Examples that illustrate how in vitro synthetic biology can help to unravel the mechanism of the cell-division machinery. a Waves of Min proteins (involved in bacterial cell division of E. coli) on a supported lipid bilayer, from Loose et al. (2008). Orange and green color denotes MinE and MinD proteins, respectively. Scale bar is 50 μm. b Artist’s impression of microtubule asters (involved in eukaryotic cell division) that are positioned by cortical motor proteins in microfabricated chambers. Chamber size is 15 μm. Image courtesy Marileen Dogterom. The top left inset shows the experimental result, from Laan et al. (2012). c Artistic sketch that illustrates the future dream of a vesicle with reconstituted components with an engineered minimal divisome that will cause the vesicle to divide. Image courtesy Bert Poolman. (Color figure online)
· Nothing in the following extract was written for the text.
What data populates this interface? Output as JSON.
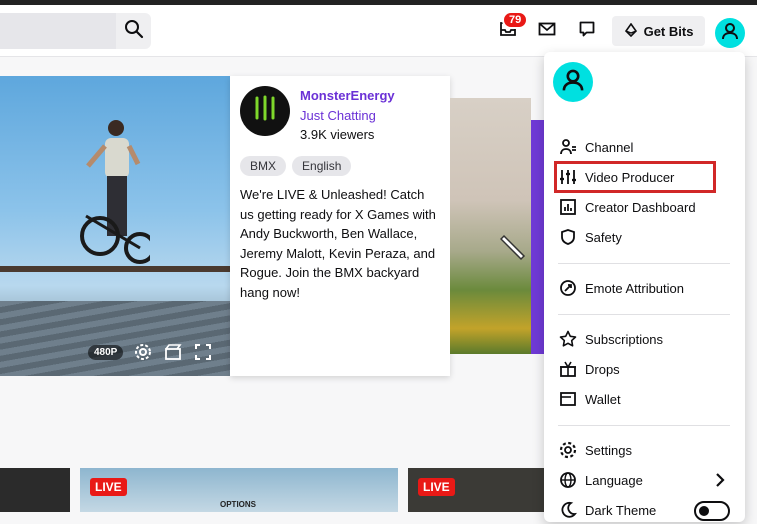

Concluding remarks

With the rapid progress in systems analysis of cell division as well as bottom-up engineering of this process, there is growing confidence for new insights into cell division, yielding hope that this will lead to better therapeutics and improved treatment of human pathologies. Cell division is impaired in many diseases such as cancer, neurodegenative disorders, cardiovascular and rheumatologic pathologies (Zhivotovsky and Orrenius 2010). Drugs targeting cell division, such as those targeting mitotic entry and the mitotic spindle, have been proposed and tested in animal models of cancer with remarkable success. An even better strategy turned out to be targeting mitotic exit and cytokinesis (Manchado et al. 2012; Domenech and Malumbres 2013). So far, none of these strategies have gained clinical success in humans, but the potential of this approach is clear. Cell division inhibitors are also obvious potential antibacterial drugs (Lock and Harry 2008). A number of molecules have recently been designed and successfully used to selectively target FtsZ, leading to division impairment and antibacterial activity (Ruiz-Avila et al. 2013). It is our hope that systems and synthetic biology of cell division will furthermore lead to new cell-cycle based therapeutic strategies for cancers, antibiotics-resistant bacterial infections and other relevant pathologies.

This special issue on cell division provides scientists with an up-to-date selection of papers from internationally leading laboratories that, through their diversity of backgrounds, help to display the interesting complexity and variety of cell division. We hope that this thematic issue will serve as a platform that will provide insight and stimulate further discussion and follow-up research. Finally, we wish to express our sincere gratitude to the authors of the articles in this special issue.

Acknowledgments

The authors are grateful to Dr. Bertus Beaumont for a critical reading of the article. One if us (C.D.) is supported by the European Research Council ERC Advanced Grant #247072 (NanoForBio).

Copyright information

© Springer Science+Business Media Dordrecht 2014